Leafy Spurge Characteristics
In Saskatchewan, leafy spurge (Euphorbia esula L.) is a noxious weed originally from Eastern Europe that infests pasture and native prairie in a diagonal belt from North Battleford to Estevan.
- It's a perennial weed that reproduces by both seed and vegetative root buds.
- The plant grows to a height of one metre
- It has long, thin, dark green leaves and can be identified from a distance by distinctive yellow-green flowers.
Leafy spurge is very competitive and easily out-competes many forage and native plant species. The juice of the plant is a white, milky latex that may cause mouth and throat blistering in cattle and contact dermatitis in people.
Cattle avoid spurge-infested areas, greatly reducing the livestock carrying capacity of infested range and pastureland. Chemical control of leafy spurge in pastures is often time consuming and expensive whereas biological control of leafy spurge has been a biocontrol success in North America.
Chemical Control Options
For chemical control options for leafy spurge in pasture and hayfields see the current addition of the Guide to Crop Protection.
The most successful biological controls of leafy spurge are beetles from the flea beetle genera Aphothona. The beetles have been used as biocontrol of leafy spurge since they were introduced into Canada in the 1980s. There are five beetle species that have been released in Canada for control of leafy spurge: Aphthona cyparissiae, A. flava, A. nigriscutis, A. czwalinae and A. lacertosa. The first three species have brown or gold bodies while the last two are black-bodied. Two species have been shown to have had a greater impact on controlling leafy spurge than the others: the black dot spurge beetle, A. nigriscutis, has been successful on drier sandy sites and the black spurge beetle, A. lacertose (Figure 3), has been more successful in moister locations.

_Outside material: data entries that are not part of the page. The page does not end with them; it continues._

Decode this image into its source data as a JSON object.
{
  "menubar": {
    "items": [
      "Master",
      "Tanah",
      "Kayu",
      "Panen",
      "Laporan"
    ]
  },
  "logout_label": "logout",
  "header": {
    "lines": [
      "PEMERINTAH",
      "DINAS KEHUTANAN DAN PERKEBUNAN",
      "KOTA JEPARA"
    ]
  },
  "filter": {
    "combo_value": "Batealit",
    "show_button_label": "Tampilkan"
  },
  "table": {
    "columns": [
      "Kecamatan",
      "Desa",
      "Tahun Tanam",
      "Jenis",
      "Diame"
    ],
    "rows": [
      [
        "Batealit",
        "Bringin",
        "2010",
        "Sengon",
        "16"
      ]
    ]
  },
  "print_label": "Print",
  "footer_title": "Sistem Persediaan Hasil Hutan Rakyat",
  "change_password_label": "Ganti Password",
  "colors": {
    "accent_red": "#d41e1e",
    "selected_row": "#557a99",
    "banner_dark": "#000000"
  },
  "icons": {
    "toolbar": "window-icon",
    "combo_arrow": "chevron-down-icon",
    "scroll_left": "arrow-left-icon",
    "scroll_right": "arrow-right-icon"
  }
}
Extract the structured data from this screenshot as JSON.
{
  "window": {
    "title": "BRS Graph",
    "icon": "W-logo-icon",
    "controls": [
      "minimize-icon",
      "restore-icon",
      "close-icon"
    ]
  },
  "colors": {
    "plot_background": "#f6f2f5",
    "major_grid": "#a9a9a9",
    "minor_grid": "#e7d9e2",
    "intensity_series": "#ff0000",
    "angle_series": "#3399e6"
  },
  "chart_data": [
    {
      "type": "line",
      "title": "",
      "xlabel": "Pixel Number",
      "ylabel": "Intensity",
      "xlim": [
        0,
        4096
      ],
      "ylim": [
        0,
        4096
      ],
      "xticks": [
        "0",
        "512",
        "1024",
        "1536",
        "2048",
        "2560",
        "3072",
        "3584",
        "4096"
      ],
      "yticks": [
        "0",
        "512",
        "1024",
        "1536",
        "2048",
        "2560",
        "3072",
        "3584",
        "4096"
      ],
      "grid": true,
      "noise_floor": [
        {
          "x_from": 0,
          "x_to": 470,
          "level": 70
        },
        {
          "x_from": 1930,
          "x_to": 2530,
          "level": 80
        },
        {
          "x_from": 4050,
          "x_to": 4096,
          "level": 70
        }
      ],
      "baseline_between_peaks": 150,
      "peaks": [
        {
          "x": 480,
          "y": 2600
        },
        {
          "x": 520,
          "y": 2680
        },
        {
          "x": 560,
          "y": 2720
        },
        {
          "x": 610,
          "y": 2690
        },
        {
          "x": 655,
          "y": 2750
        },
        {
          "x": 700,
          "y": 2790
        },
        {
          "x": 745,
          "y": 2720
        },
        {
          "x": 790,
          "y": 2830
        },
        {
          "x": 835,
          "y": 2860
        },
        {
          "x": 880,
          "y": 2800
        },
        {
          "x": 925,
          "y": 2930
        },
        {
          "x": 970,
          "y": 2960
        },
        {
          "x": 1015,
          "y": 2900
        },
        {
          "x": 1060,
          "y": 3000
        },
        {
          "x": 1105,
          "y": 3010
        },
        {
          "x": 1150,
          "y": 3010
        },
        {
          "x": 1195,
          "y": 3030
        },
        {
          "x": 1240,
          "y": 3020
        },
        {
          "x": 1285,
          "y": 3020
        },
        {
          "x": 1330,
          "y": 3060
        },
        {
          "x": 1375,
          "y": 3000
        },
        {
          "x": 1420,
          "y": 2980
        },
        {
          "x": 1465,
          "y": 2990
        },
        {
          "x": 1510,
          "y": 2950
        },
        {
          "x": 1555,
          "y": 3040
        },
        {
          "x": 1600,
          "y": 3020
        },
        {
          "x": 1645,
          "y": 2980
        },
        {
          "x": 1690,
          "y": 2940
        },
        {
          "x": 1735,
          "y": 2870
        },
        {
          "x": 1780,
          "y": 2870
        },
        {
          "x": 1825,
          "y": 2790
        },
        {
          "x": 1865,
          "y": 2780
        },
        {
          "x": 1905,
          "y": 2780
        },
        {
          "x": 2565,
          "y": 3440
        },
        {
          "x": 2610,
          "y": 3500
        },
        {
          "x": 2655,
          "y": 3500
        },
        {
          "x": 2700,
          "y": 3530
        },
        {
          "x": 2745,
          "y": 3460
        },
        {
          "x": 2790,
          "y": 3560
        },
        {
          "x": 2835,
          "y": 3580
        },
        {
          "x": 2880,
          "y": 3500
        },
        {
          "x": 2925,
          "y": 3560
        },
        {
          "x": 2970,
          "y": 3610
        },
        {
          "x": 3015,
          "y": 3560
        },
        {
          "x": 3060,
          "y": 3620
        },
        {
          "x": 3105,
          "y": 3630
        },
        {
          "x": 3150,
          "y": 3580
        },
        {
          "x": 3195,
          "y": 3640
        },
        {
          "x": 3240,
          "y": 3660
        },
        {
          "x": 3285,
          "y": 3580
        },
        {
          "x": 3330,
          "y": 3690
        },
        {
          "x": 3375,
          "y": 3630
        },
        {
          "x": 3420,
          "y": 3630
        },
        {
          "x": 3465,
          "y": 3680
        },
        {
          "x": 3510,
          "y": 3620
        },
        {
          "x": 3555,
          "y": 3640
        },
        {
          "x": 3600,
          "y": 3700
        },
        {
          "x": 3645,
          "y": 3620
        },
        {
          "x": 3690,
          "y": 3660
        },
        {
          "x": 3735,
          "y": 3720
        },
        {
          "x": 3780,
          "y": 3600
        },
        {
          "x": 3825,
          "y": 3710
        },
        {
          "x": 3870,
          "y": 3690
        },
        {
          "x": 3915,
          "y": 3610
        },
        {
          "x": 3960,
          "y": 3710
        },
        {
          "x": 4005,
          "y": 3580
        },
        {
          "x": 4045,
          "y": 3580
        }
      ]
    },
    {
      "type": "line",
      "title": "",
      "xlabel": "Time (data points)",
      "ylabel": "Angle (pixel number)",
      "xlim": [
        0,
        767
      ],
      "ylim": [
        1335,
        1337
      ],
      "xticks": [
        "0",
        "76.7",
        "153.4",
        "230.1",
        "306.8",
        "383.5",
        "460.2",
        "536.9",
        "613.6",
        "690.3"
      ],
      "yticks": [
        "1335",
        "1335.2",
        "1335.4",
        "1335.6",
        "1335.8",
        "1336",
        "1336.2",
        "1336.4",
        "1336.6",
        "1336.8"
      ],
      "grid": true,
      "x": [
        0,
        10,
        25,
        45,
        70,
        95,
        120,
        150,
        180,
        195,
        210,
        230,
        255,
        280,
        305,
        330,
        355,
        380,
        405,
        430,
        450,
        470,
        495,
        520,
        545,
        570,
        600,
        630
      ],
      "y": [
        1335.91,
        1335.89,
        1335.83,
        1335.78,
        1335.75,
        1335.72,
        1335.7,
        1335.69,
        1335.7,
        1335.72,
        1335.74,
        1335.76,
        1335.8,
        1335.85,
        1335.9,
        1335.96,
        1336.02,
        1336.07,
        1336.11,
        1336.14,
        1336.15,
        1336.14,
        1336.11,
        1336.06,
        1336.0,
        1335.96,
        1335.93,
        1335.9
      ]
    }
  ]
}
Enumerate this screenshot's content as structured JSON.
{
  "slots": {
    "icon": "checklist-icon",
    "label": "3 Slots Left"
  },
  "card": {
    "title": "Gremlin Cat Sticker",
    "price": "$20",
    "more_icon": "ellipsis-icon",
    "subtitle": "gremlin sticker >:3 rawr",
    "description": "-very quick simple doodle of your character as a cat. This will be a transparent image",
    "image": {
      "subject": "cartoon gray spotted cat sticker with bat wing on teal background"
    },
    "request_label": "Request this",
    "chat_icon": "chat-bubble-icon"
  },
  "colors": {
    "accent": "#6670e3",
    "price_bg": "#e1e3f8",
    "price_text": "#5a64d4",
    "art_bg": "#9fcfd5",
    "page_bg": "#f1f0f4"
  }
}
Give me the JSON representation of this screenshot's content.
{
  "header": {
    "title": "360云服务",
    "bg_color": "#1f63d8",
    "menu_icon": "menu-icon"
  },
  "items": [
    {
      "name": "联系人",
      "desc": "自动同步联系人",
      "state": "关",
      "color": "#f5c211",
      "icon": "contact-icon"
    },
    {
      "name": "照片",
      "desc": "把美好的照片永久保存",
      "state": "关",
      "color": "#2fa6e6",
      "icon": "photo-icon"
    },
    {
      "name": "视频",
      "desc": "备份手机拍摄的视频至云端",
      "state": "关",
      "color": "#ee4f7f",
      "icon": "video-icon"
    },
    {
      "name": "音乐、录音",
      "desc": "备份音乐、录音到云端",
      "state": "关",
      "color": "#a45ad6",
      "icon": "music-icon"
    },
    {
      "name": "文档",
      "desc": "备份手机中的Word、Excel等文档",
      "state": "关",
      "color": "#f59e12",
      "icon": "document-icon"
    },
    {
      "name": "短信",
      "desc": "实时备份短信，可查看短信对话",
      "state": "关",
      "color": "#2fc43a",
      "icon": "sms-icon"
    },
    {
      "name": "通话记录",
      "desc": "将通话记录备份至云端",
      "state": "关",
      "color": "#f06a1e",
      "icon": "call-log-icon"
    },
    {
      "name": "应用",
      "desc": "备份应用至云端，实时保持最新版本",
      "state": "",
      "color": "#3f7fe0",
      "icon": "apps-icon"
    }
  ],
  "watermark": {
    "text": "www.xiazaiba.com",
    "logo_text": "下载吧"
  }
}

The Life Cycle of Beetles that Control Leafy Spurge
All five beetle species have similar life cycles, producing one generation per year. The adult beetles emerge in late June or early July and feed near the top of the shoot and at the leaf edges. The beetles mate and the females lay their eggs in groups of 20 to 30 below the soil surface near a spurge root. Females lay through the summer, producing up to 300 eggs per season, resulting in about 150 offspring in a growing season.
The eggs hatch in about three weeks and the larvae burrow through the soil until they encounter a small root, which they mine. As the larvae grow in size they feed on the larger perennial roots of the purge. Development to the third and final instar takes about two months. Feeding then ceases and the larvae construct an overwintering cell in the soil and become dormant. In the spring the larvae resume feeding for about three weeks, pupate in the soil and then emerge as adults. Since the Aphthona beetles spend their entire larval stage underground feeding on the leafy spurge roots they are sensitive to soil types and conditions.
The Impact of Biocontrol
Although the adult beetles feed on the spurge leaves, it is the larvae that are primarily responsible for the biological control of the plant. The larvae damage the roots and root hairs through feeding, and the feeding wounds provide an entry for various disease-causing organisms. The plant's nutrient reserves become depleted, the plant is no longer able to flower and eventually will wither and die.
The success of a beetle colony and its impact on the site can be gauged using a number of criteria. Optimal sites, where there is good beetle establishment, will have the following characteristics in common:
- A count of over 25 beetles per five sweeps after one year (a sweep net is used to collect beetles to determine beetle density);
- A noticeable reduction of flowering spurge after two years;
- A temporary increase in the number of nonflowering stems, which may persist for four years;
- A reduction in the dry weight of spurge and an increase in the dry weight of grasses and other herbaceous species;
- The presence of beetles in a five-pace radius from the release point after one year. It is possible to monitor this progress for four to five years, after which the colony becomes so large that it is difficult to establish boundaries.
Beetle colonies that are optimal should be ready for a harvest of beetles to be taken to other leafy spurge sites after three full years. The target for the biocontrol of spurge is to reduce spurge to a maximum of five per cent cover. Field work has demonstrated that this target can usually be achieved, in the release area, within five years. In one case, a release of these insects on leafy spurge has resulted in a 99 per cent reduction in spurge stand density in one area and a corresponding 30-fold increase in grass biomass after four years.